(RECORD SET)
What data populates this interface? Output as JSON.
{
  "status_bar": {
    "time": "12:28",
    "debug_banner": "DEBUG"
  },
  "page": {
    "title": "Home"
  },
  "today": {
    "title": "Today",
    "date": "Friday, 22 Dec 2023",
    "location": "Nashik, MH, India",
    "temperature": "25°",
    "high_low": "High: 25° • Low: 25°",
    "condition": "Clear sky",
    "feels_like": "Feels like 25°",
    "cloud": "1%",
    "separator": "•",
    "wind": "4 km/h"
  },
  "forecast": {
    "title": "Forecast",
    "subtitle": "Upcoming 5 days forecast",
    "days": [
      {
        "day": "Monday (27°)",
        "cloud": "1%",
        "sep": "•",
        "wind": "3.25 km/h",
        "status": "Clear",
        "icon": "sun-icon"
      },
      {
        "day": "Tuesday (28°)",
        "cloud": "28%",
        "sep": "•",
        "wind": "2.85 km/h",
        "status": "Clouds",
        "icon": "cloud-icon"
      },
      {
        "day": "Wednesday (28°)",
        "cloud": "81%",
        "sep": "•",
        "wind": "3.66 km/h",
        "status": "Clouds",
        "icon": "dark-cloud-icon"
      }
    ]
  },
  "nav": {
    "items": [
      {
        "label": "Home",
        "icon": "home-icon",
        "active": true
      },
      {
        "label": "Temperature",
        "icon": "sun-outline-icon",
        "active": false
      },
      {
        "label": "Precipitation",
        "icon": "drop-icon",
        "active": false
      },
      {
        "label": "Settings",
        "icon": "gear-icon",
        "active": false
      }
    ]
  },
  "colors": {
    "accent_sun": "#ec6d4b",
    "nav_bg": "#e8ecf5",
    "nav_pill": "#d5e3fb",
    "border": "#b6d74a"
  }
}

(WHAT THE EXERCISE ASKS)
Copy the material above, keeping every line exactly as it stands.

(EXERCISE SOLUTION)
What data populates this interface? Output as JSON.
{
  "status_bar": {
    "time": "12:28",
    "debug_banner": "DEBUG"
  },
  "page": {
    "title": "Home"
  },
  "today": {
    "title": "Today",
    "date": "Friday, 22 Dec 2023",
    "location": "Nashik, MH, India",
    "temperature": "25°",
    "high_low": "High: 25° • Low: 25°",
    "condition": "Clear sky",
    "feels_like": "Feels like 25°",
    "cloud": "1%",
    "separator": "•",
    "wind": "4 km/h"
  },
  "forecast": {
    "title": "Forecast",
    "subtitle": "Upcoming 5 days forecast",
    "days": [
      {
        "day": "Monday (27°)",
        "cloud": "1%",
        "sep": "•",
        "wind": "3.25 km/h",
        "status": "Clear",
        "icon": "sun-icon"
      },
      {
        "day": "Tuesday (28°)",
        "cloud": "28%",
        "sep": "•",
        "wind": "2.85 km/h",
        "status": "Clouds",
        "icon": "cloud-icon"
      },
      {
        "day": "Wednesday (28°)",
        "cloud": "81%",
        "sep": "•",
        "wind": "3.66 km/h",
        "status": "Clouds",
        "icon": "dark-cloud-icon"
      }
    ]
  },
  "nav": {
    "items": [
      {
        "label": "Home",
        "icon": "home-icon",
        "active": true
      },
      {
        "label": "Temperature",
        "icon": "sun-outline-icon",
        "active": false
      },
      {
        "label": "Precipitation",
        "icon": "drop-icon",
        "active": false
      },
      {
        "label": "Settings",
        "icon": "gear-icon",
        "active": false
      }
    ]
  },
  "colors": {
    "accent_sun": "#ec6d4b",
    "nav_bg": "#e8ecf5",
    "nav_pill": "#d5e3fb",
    "border": "#b6d74a"
  }
}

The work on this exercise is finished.